What a G-d forsaken ending. I like twists, as much as anyone. And I don’t necessarily mind downer endings. “Halloween”, “Silence of the Lambs”, etc. But this one, I felt, was completely gratuitous and unnecessary (is that redundant?). You could have ended with the jeep breaking down, and then credits rolling, with the camera pulling away as creatures start circling the vehicle. You could have ended with our heroes tuning the radio, and picking up a faint signal (much as the book ended), as they rolled through the mist. You could have ended with them trapped, surrounded by beasts, and out of ammo, only to be rescued by the Army. But him killing everyone, including his son! That was immensely disturbing to me. It left me with a terrible taste in my mouth, and really unhappy that I’d seen the movie. Which is not a reaction I have very often.

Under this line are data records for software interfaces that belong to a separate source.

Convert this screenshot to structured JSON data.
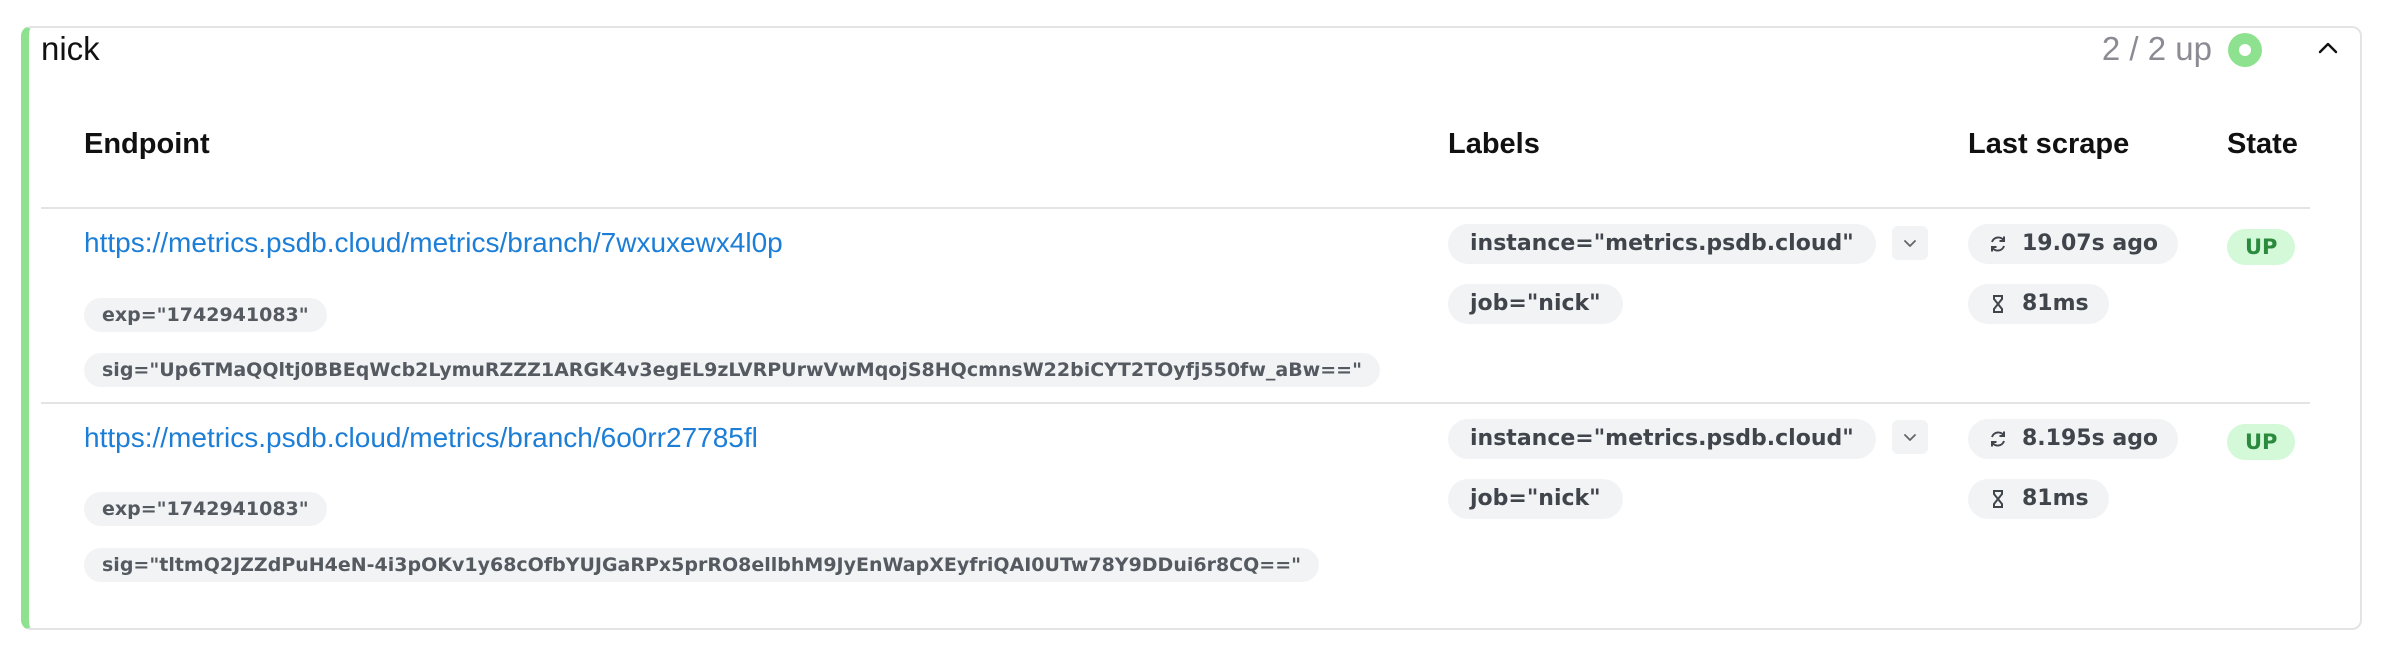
{
  "pool": {
    "title": "nick",
    "summary": "2 / 2 up",
    "health_color": "#8ee28f"
  },
  "table": {
    "headers": {
      "endpoint": "Endpoint",
      "labels": "Labels",
      "last_scrape": "Last scrape",
      "state": "State"
    },
    "rows": [
      {
        "url": "https://metrics.psdb.cloud/metrics/branch/7wxuxewx4l0p",
        "params": [
          "exp=\"1742941083\"",
          "sig=\"Up6TMaQQltj0BBEqWcb2LymuRZZZ1ARGK4v3egEL9zLVRPUrwVwMqojS8HQcmnsW22biCYT2TOyfj550fw_aBw==\""
        ],
        "labels": [
          "instance=\"metrics.psdb.cloud\"",
          "job=\"nick\""
        ],
        "last_scrape": "19.07s ago",
        "duration": "81ms",
        "state": "UP"
      },
      {
        "url": "https://metrics.psdb.cloud/metrics/branch/6o0rr27785fl",
        "params": [
          "exp=\"1742941083\"",
          "sig=\"tltmQ2JZZdPuH4eN-4i3pOKv1y68cOfbYUJGaRPx5prRO8ellbhM9JyEnWapXEyfriQAI0UTw78Y9DDui6r8CQ==\""
        ],
        "labels": [
          "instance=\"metrics.psdb.cloud\"",
          "job=\"nick\""
        ],
        "last_scrape": "8.195s ago",
        "duration": "81ms",
        "state": "UP"
      }
    ]
  }
}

The other thing that has gotten under my skin is the murder of Sean Taylor, the star Safety for the Washington Redskins. I haven’t followed the Skins much this year, as my attention has been on the mightily suffering Ravens (and to a lesser extent the San Diego Chargers). But I know the Skins have been putting put a fight, and haven’t been losing by much, even though their overall record is not great.

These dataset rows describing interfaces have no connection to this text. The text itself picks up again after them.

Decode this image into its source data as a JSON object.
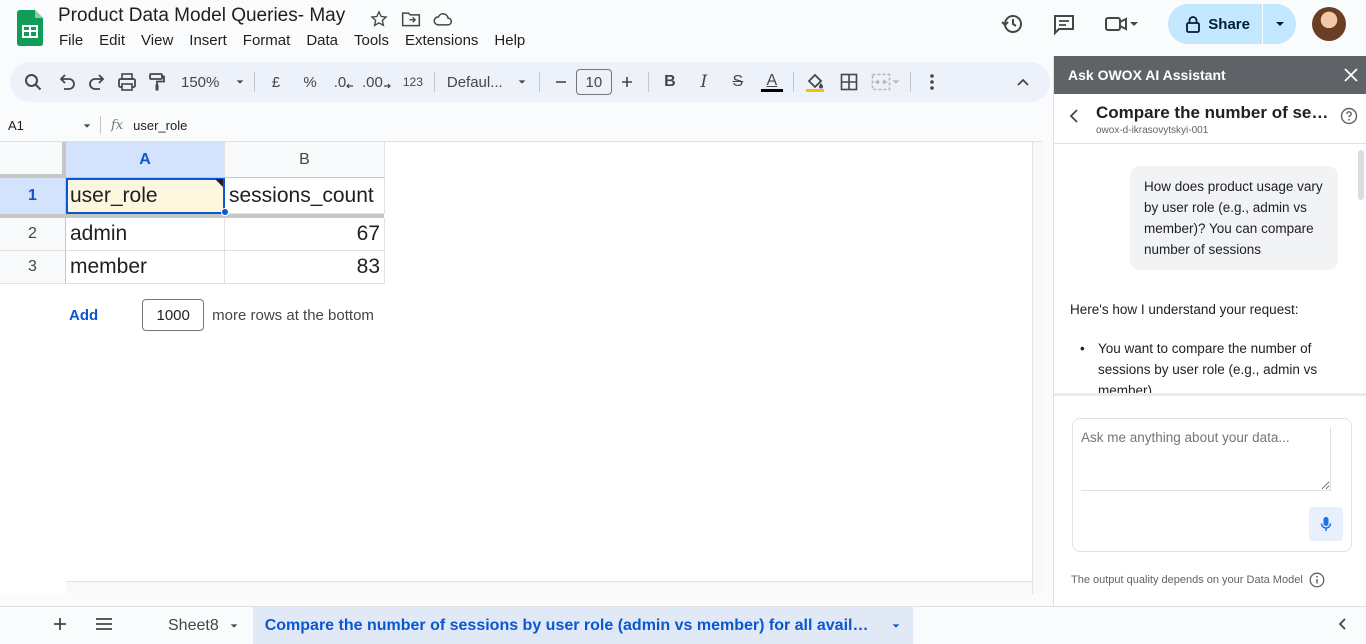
{
  "document": {
    "title": "Product Data Model Queries- May"
  },
  "menu": [
    "File",
    "Edit",
    "View",
    "Insert",
    "Format",
    "Data",
    "Tools",
    "Extensions",
    "Help"
  ],
  "share": {
    "label": "Share"
  },
  "toolbar": {
    "zoom": "150%",
    "currency": "£",
    "percent": "%",
    "decrease_decimal": ".0",
    "increase_decimal": ".00",
    "number_format": "123",
    "font": "Defaul...",
    "font_size": "10",
    "bold": "B",
    "italic": "I",
    "strikethrough": "S",
    "text_color": "A"
  },
  "formula_bar": {
    "cell_ref": "A1",
    "fx": "fx",
    "content": "user_role"
  },
  "grid": {
    "columns": [
      "A",
      "B"
    ],
    "rows": [
      {
        "num": "1",
        "a": "user_role",
        "b": "sessions_count"
      },
      {
        "num": "2",
        "a": "admin",
        "b": "67"
      },
      {
        "num": "3",
        "a": "member",
        "b": "83"
      }
    ],
    "add_rows": {
      "link": "Add",
      "count": "1000",
      "suffix": "more rows at the bottom"
    }
  },
  "tabs": {
    "inactive": "Sheet8",
    "active": "Compare the number of sessions by user role (admin vs member) for all available"
  },
  "panel": {
    "header": "Ask OWOX AI Assistant",
    "conversation_title": "Compare the number of sess...",
    "conversation_subtitle": "owox-d-ikrasovytskyi-001",
    "user_message": "How does product usage vary by user role (e.g., admin vs member)? You can compare number of sessions",
    "assistant_intro": "Here's how I understand your request:",
    "assistant_bullet": "You want to compare the number of sessions by user role (e.g., admin vs member)",
    "input_placeholder": "Ask me anything about your data...",
    "footer": "The output quality depends on your Data Model"
  },
  "colors": {
    "accent": "#0b57d0",
    "share_bg": "#c2e7ff",
    "active_cell_bg": "#fef7e0",
    "panel_header_bg": "#5f6368"
  }
}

As the story of Taylor’s murder has unfolded, I’ve been increasingly upset over what appears to be the futility of his efforts to clean his life up. He went to University of Miami, and apparently had gang-banger associates who weren’t happy with him. He’d gotten himself into trouble off-the-field, and really was associating with people who weren’t putting his best interests at heart. He had a baby girl 18 months ago, and this seemed to be the wake-up call he’d been waiting for. He made quite the effort to straighten his life out, so that he could be the father his daughter so needed, and the future husband his girlfriend deserved.

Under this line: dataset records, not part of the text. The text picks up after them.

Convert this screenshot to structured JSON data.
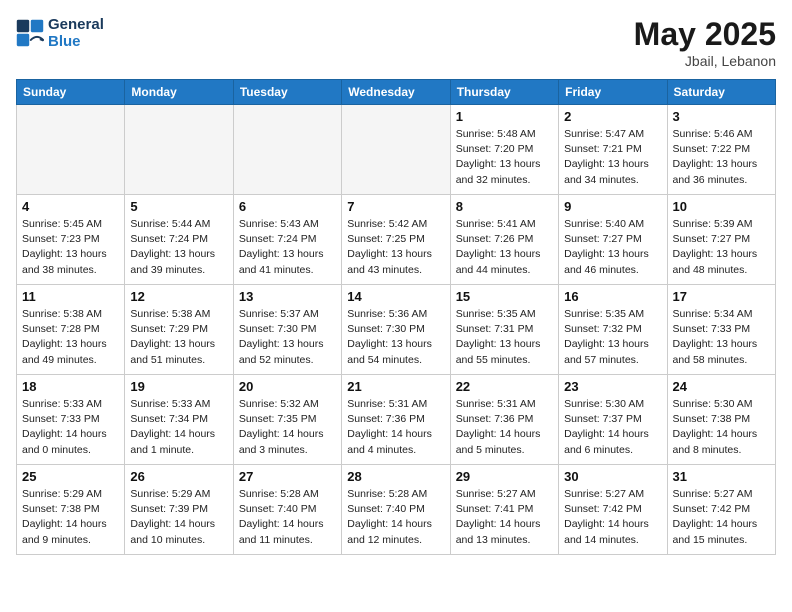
{
  "header": {
    "logo_line1": "General",
    "logo_line2": "Blue",
    "month_year": "May 2025",
    "location": "Jbail, Lebanon"
  },
  "weekdays": [
    "Sunday",
    "Monday",
    "Tuesday",
    "Wednesday",
    "Thursday",
    "Friday",
    "Saturday"
  ],
  "weeks": [
    [
      {
        "day": "",
        "info": ""
      },
      {
        "day": "",
        "info": ""
      },
      {
        "day": "",
        "info": ""
      },
      {
        "day": "",
        "info": ""
      },
      {
        "day": "1",
        "info": "Sunrise: 5:48 AM\nSunset: 7:20 PM\nDaylight: 13 hours\nand 32 minutes."
      },
      {
        "day": "2",
        "info": "Sunrise: 5:47 AM\nSunset: 7:21 PM\nDaylight: 13 hours\nand 34 minutes."
      },
      {
        "day": "3",
        "info": "Sunrise: 5:46 AM\nSunset: 7:22 PM\nDaylight: 13 hours\nand 36 minutes."
      }
    ],
    [
      {
        "day": "4",
        "info": "Sunrise: 5:45 AM\nSunset: 7:23 PM\nDaylight: 13 hours\nand 38 minutes."
      },
      {
        "day": "5",
        "info": "Sunrise: 5:44 AM\nSunset: 7:24 PM\nDaylight: 13 hours\nand 39 minutes."
      },
      {
        "day": "6",
        "info": "Sunrise: 5:43 AM\nSunset: 7:24 PM\nDaylight: 13 hours\nand 41 minutes."
      },
      {
        "day": "7",
        "info": "Sunrise: 5:42 AM\nSunset: 7:25 PM\nDaylight: 13 hours\nand 43 minutes."
      },
      {
        "day": "8",
        "info": "Sunrise: 5:41 AM\nSunset: 7:26 PM\nDaylight: 13 hours\nand 44 minutes."
      },
      {
        "day": "9",
        "info": "Sunrise: 5:40 AM\nSunset: 7:27 PM\nDaylight: 13 hours\nand 46 minutes."
      },
      {
        "day": "10",
        "info": "Sunrise: 5:39 AM\nSunset: 7:27 PM\nDaylight: 13 hours\nand 48 minutes."
      }
    ],
    [
      {
        "day": "11",
        "info": "Sunrise: 5:38 AM\nSunset: 7:28 PM\nDaylight: 13 hours\nand 49 minutes."
      },
      {
        "day": "12",
        "info": "Sunrise: 5:38 AM\nSunset: 7:29 PM\nDaylight: 13 hours\nand 51 minutes."
      },
      {
        "day": "13",
        "info": "Sunrise: 5:37 AM\nSunset: 7:30 PM\nDaylight: 13 hours\nand 52 minutes."
      },
      {
        "day": "14",
        "info": "Sunrise: 5:36 AM\nSunset: 7:30 PM\nDaylight: 13 hours\nand 54 minutes."
      },
      {
        "day": "15",
        "info": "Sunrise: 5:35 AM\nSunset: 7:31 PM\nDaylight: 13 hours\nand 55 minutes."
      },
      {
        "day": "16",
        "info": "Sunrise: 5:35 AM\nSunset: 7:32 PM\nDaylight: 13 hours\nand 57 minutes."
      },
      {
        "day": "17",
        "info": "Sunrise: 5:34 AM\nSunset: 7:33 PM\nDaylight: 13 hours\nand 58 minutes."
      }
    ],
    [
      {
        "day": "18",
        "info": "Sunrise: 5:33 AM\nSunset: 7:33 PM\nDaylight: 14 hours\nand 0 minutes."
      },
      {
        "day": "19",
        "info": "Sunrise: 5:33 AM\nSunset: 7:34 PM\nDaylight: 14 hours\nand 1 minute."
      },
      {
        "day": "20",
        "info": "Sunrise: 5:32 AM\nSunset: 7:35 PM\nDaylight: 14 hours\nand 3 minutes."
      },
      {
        "day": "21",
        "info": "Sunrise: 5:31 AM\nSunset: 7:36 PM\nDaylight: 14 hours\nand 4 minutes."
      },
      {
        "day": "22",
        "info": "Sunrise: 5:31 AM\nSunset: 7:36 PM\nDaylight: 14 hours\nand 5 minutes."
      },
      {
        "day": "23",
        "info": "Sunrise: 5:30 AM\nSunset: 7:37 PM\nDaylight: 14 hours\nand 6 minutes."
      },
      {
        "day": "24",
        "info": "Sunrise: 5:30 AM\nSunset: 7:38 PM\nDaylight: 14 hours\nand 8 minutes."
      }
    ],
    [
      {
        "day": "25",
        "info": "Sunrise: 5:29 AM\nSunset: 7:38 PM\nDaylight: 14 hours\nand 9 minutes."
      },
      {
        "day": "26",
        "info": "Sunrise: 5:29 AM\nSunset: 7:39 PM\nDaylight: 14 hours\nand 10 minutes."
      },
      {
        "day": "27",
        "info": "Sunrise: 5:28 AM\nSunset: 7:40 PM\nDaylight: 14 hours\nand 11 minutes."
      },
      {
        "day": "28",
        "info": "Sunrise: 5:28 AM\nSunset: 7:40 PM\nDaylight: 14 hours\nand 12 minutes."
      },
      {
        "day": "29",
        "info": "Sunrise: 5:27 AM\nSunset: 7:41 PM\nDaylight: 14 hours\nand 13 minutes."
      },
      {
        "day": "30",
        "info": "Sunrise: 5:27 AM\nSunset: 7:42 PM\nDaylight: 14 hours\nand 14 minutes."
      },
      {
        "day": "31",
        "info": "Sunrise: 5:27 AM\nSunset: 7:42 PM\nDaylight: 14 hours\nand 15 minutes."
      }
    ]
  ]
}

Part of him cleaning up his act meant breaking off with these old friends. They didn’t take too kindly to it, by all accounts. Several of his football buddies have come forward over the last few days to relate how he was living in fear, both for his life, and that of his family. That fear appears to have been well-founded. I don’t know for a fact that the people who have recently been arrested for Taylor’s murder were former gang-banger buddies, but it seems that way at first blush. His home in Miami had been broken into a couple of weeks ago, and he went down to take care of his family.
I think what I’m upset about, and I think this is the thread through both of these stories, is the callous disregard for life that really seems to be enveloping our society. Maybe I’m just turning into a crotchety old man (at 42!), but it certainly wasn’t like this when I was growing up. It just seems like nobody gives a damn anymore. Have we just given up? Are we so immune to travesty, to the horrors of life ripped away from us, of seeing those we love and care for carried off by violence? Do we care?
I’d certainly like to think we do. That somewhere deep inside of us, the little voice of G-d is whispering gently, patiently, never giving up. But have we given up on G-d? Have we given up on ourselves? I know it was only a movie, but do we value life so little that we allow an ending like that, and shrug it off? I’m probably making waaaaaay too much of it, but it’s really stuck in me right now. Maybe I’ve just collapsed my emotional response to the movie with what happened with Sean Taylor, and it’s all just rebounded against me psychically.
I dunno. Maybe I’m just too cynical. I’ve got my family. My three boys are the light of my life, so maybe I’m reacting to the movie inside of being a father faced with a horrifying set of circumstances. I can’t even imagine being in those shoes. It reminds me of “Sophie’s Choice”, only not so well done.
Okay. Enough. Go to sleep.